Sales go swimmingly. UK shoppers spent £509.6m on seafood certified by the Marine Stewardship Council in 2015-16, up 27% on the previous year. UK consumers are “some of the most ethically minded”, says MSC.
Innovative idea. A new government-backed Food Innovation Network will provide industry with access to first-class facilities, such as test kitchens and laboratories to help businesses launch new products.
Hard to stomach. Families after unhealthy options, “dodgy” ingredients and no idea where the food comes from should look no further than the UK’s top visitor attractions, according to the Soil Association’s Out to Lunch league table. And consider: what’s on offer at the top-performing sites is £1 less expensive than the bottom.

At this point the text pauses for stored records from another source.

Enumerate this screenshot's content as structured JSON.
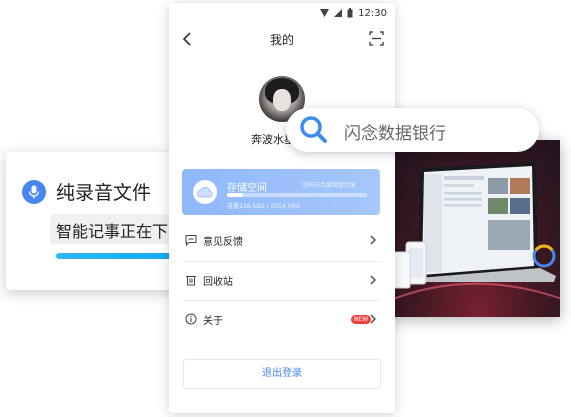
{
  "status_bar": {
    "time": "12:30"
  },
  "header": {
    "title": "我的"
  },
  "profile": {
    "username": "奔波水星"
  },
  "storage": {
    "title": "存储空间",
    "sync_note": "空间与百度网盘共享",
    "capacity_text": "容量236.59G / 2054.00G",
    "used_fraction": 0.115
  },
  "menu": [
    {
      "label": "意见反馈",
      "icon": "feedback-icon"
    },
    {
      "label": "回收站",
      "icon": "trash-icon"
    },
    {
      "label": "关于",
      "icon": "info-icon",
      "badge": "NEW"
    }
  ],
  "logout_label": "退出登录",
  "search": {
    "text": "闪念数据银行"
  },
  "voice_card": {
    "title": "纯录音文件",
    "subtitle": "智能记事正在下",
    "progress_fraction": 0.85
  },
  "colors": {
    "accent": "#4a86f0",
    "storage_card": "#9dc1fb",
    "badge": "#f0403a"
  }
}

Brexit price battle. Tesco and its supplier Unilever go to war after the latter imposed a 10% price rise for products including Marmite. Cue copious analogies linking the yeast extract people love to hate with the country’s EU opinion split.
Carbon tax. Plonking levies of 40% on beef and 21% on milk could go a long way to meeting carbon emissions targets. Researchers at the Oxford Martin Programme on the Future of Food said higher prices on high-carbon foods could cut consumption and by turn emissions.
Sick of soft drinks. The NHS consults on imposing a tax on sugary soft drinks sold in hospitals or banning them altogether. Channels 4’s “Dispatches”, meanwhile, reveals what the obesity strategy looked like before Theresa May dismantled it.
Fall budget failure. Growth predictions are cut and deficit targets revised in Philip Hammond’s autumn statement, his first as chancellor. The “national living wage” will increase in April 2017, but only to £7.50, rather than the £7.60 the Office for Budget Responsibility recommended.
How Roux’d. The Guardian reveals that staff at Michel Roux Jr’s Mayfair restaurant are paid less than workers at McDonald’s. In fact, they receive less than the legal minimum, which could lead to investigation by HMRC. The issue is “endemic” in the sector, suggest experts.